D.C. trumps L.A. for energy efficiency

WASHINGTON — For the second year in a row, the Environmental Protection Agency says the D.C. region tops the nation for the number of Energy Star-certified buildings.

The D.C. region had 686 Energy Star-certified buildings at the end of 2015 — 200 more buildings than D.C. had in 2014.

The EPA estimates those buildings helped the D.C. region cut energy costs by $179 million last year, or enough electricity for 91,000 homes.

After D.C. and Los Angeles, San Francisco, Atlanta and New York ranked next-highest for Energy Star-certified buildings.

The District now requires all buildings over 50,000 square feet to measure and report their energy and water use annually, or face a fine.

“As the first jurisdiction in the nation to pass a benchmarking law, we recognize the importance of performance data as the foundation for all energy efficiency,” says D.C. Department of Energy & Environment Director Tommy Wells.

“Buildings consume the most energy and are the largest source of greenhouse gas emissions in the District, but as property owners continue to track their energy and water use, they are taking steps to reduce energy consumption,” Wells said.

According to the EPA, as of December 2015, there were more than 27,000 Energy Star-certified buildings in the U.S.

The D.C. region is also near the top of the U.S. Green Building Council’s list of cities with the most LEED-certified buildings and, based on square footage per capita, the District ranks highest in the nation.

You can see EPA’s full list of Energy Star-leading cities here.

Jeff Clabaugh

Jeff Clabaugh has spent 20 years covering the Washington region's economy and financial markets for WTOP as part of a partnership with the Washington Business Journal, and officially joined the WTOP newsroom staff in January 2016.

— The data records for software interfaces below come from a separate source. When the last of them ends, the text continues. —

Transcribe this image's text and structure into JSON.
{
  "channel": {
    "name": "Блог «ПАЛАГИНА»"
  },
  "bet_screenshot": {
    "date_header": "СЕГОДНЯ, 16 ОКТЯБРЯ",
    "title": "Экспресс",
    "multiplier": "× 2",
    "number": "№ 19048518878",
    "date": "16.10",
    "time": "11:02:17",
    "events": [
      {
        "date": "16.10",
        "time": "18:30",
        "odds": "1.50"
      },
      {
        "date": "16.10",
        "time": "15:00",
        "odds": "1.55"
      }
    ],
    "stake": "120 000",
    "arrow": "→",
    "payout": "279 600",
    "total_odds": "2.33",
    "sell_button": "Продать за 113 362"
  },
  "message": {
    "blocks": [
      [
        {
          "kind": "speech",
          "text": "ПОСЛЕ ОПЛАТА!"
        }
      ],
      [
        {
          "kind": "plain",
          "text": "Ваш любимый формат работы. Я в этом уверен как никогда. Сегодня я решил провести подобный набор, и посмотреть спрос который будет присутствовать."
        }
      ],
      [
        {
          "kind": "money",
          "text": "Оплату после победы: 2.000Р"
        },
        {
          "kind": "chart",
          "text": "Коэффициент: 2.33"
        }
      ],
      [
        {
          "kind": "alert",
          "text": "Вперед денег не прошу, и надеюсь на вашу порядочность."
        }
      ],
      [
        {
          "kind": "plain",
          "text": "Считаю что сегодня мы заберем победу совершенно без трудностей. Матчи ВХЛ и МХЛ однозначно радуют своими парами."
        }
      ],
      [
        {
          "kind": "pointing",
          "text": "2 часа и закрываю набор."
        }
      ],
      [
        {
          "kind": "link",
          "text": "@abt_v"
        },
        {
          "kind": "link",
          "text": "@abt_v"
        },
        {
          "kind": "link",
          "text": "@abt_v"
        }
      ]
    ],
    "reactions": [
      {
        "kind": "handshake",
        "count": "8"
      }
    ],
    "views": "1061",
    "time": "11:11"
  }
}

Federal News Network Logo
Log in to your WTOP account for notifications and alerts customized for you.

Sign up